by Curtis Haynes Jr. Ph.D.
India Walton’s “East Side Agenda” for economic development and her Mayoral plan to support green job development, light manufacturing, worker cooperatives and targeted support for small businesses while operating in partnership with faith-based institutions echo’s the economic agenda of one of the greatest intellectuals of the 20th century W.E.B. DuBois.
DuBois unabashedly studied race in America, and he provided solutions.
In 1954 DuBois, alluding to the fundamental changes spreading across the world and calls for popular education and universal suffrage posited that more important than these was economic organization, and the way human labor would be organized to satisfy human needs. This second question he felt was so fundamental that all other questions of power and human happiness depended upon it. As I see it in this era of global disruptions, paradigm shifts and in the name of effective responses to continued poverty on Buffalo’s Eastside this is as true today as it was 70 or even 100 years ago.
For DuBois the advocacy of economic cooperation for black Americans was one of the most important projects of his life. His research, conditioned by his concern for social advancement, led him to pursue the concept of economic self-sufficiency through cooperation as an important criterion for economic and social progress for blacks, as well as all Americans. He asserted that Black Americans should not wait to get their share of industry for he felt that racism would inhibit their contribution while maintaining them in an unstable situation:
“my growing conviction has been since the [Great]depression that the fundamental problem facing American Negroes is securing a place in American industrial life. I am certain that if they simply wait to get their share in any change of plan and reorganization of economic life in America the so-called race problem will show itself by making their entrance into this economy late and uncertain… For this reason, I want Negroes to begin intelligent planning for themselves, not of course, for a separate economy but for the propose of seeing how far their own efforts can help them toward economic security.” (From a DuBois “correspondence”) This call for Black participation in economic development continued until his death in 1963.
Regarding Socialism – DuBois experimented with socialist concepts throughout his life. in his early years he dismissed them as stifling individuality and distracting from black American contributions.

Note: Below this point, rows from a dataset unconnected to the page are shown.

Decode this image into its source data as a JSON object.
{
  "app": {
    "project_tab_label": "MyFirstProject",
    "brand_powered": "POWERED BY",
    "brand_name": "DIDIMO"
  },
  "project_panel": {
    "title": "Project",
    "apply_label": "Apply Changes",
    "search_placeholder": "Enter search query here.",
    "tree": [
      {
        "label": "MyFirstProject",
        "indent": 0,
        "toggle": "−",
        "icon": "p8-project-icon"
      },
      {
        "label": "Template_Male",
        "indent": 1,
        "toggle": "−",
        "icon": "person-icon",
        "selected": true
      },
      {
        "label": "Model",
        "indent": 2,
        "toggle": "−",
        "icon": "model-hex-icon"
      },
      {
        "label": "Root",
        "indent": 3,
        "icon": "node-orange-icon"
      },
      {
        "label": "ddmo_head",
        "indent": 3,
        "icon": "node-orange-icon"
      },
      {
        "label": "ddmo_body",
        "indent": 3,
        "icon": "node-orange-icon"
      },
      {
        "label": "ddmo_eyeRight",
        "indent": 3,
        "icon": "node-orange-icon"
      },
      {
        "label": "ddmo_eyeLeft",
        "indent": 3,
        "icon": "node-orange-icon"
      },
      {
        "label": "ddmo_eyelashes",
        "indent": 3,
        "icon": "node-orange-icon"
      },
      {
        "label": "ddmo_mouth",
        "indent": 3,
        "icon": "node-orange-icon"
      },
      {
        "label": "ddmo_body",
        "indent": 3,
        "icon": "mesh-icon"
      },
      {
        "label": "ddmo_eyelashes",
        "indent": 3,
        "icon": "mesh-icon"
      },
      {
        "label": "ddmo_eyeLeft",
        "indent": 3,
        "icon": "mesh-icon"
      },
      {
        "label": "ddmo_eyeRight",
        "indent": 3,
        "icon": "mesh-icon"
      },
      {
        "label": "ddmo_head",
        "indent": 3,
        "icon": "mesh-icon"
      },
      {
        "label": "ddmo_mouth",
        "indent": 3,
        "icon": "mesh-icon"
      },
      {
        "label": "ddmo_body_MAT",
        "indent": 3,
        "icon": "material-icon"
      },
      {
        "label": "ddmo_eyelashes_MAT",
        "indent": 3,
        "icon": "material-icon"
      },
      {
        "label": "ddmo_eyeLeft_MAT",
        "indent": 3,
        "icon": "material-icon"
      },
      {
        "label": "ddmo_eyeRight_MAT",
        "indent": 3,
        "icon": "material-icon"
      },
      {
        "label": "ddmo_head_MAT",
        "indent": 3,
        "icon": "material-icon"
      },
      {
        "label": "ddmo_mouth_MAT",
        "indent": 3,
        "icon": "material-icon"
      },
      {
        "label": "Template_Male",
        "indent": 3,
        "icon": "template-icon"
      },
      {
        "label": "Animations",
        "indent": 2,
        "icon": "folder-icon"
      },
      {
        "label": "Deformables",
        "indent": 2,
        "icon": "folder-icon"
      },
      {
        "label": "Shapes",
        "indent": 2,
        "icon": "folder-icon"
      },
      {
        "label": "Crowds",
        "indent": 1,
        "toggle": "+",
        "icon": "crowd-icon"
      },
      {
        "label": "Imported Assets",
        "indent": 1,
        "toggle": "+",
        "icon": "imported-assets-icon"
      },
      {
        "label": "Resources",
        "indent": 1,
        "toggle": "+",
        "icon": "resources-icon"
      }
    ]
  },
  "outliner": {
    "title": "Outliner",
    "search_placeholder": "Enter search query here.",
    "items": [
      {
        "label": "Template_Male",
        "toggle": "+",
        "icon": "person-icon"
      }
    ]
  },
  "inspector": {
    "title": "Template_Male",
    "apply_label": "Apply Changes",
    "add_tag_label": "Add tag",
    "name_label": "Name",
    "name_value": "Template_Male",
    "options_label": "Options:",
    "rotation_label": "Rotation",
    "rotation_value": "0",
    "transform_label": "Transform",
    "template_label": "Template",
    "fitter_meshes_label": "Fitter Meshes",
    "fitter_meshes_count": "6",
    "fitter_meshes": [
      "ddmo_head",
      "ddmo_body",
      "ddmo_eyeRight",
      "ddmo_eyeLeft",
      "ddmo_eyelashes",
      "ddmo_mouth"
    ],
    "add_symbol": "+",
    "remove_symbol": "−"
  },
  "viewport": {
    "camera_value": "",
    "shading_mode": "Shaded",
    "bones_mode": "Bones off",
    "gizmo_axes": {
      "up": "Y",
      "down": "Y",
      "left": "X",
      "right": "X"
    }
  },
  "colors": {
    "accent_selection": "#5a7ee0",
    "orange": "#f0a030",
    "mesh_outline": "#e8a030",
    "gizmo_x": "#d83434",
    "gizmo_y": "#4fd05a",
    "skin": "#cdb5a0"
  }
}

However, he also declared that the individualistic and profit-motivated capitalism evident in the broader society would also play little role in bettering the Black condition. Instead, he offered a “third way” uniquely suited to growth from within the Black experience. It was the “Cooperative Commonwealth,” an organizational model of linked cooperatives that would not only better the interest of Black Americans but Americans as a whole. DuBois recognized that the American Negro was not socialist. What was wanted in the black community was education, opportunity, decent wages, and a decent standard of life. But racism created a handicap and segregation a divide, that American capitalism did not respond to. Instead, he suggested an alternative socialism, not a compulsory socialism, Soviet style, but rather a grassroots corporativism in partnership with government. His view – with government support cooperatives would survive, thrive, and provide opportunity. Without support they would fail. The Walton “East Side Agenda,” echoes this sentiment.
I conclude with a quote from my mentor Lloyd Hogan:
In sum, Black Americans stand at the threshold of a worldwide social revolution. Their unique history of suffering and struggle for survival places them in an unparalleled position to be exemplars to the rest of exploited peoples of how a new social order can be consciously fashioned to reflect the perfectibility of the human condition on earth (1984)
Whether Walton or Brown – government partnering with the Black community, facilitating cooperatively owned community-based enterprises would be a beacon demonstrating to the nation and the world that Buffalo is ready to lead as an exemplar of community and governmental partnering facilitating ownership, opportunity and generational wealth for all its citizens, with special emphasis in an area of the city that has been consistently underserved – Buffalo’s Eastside.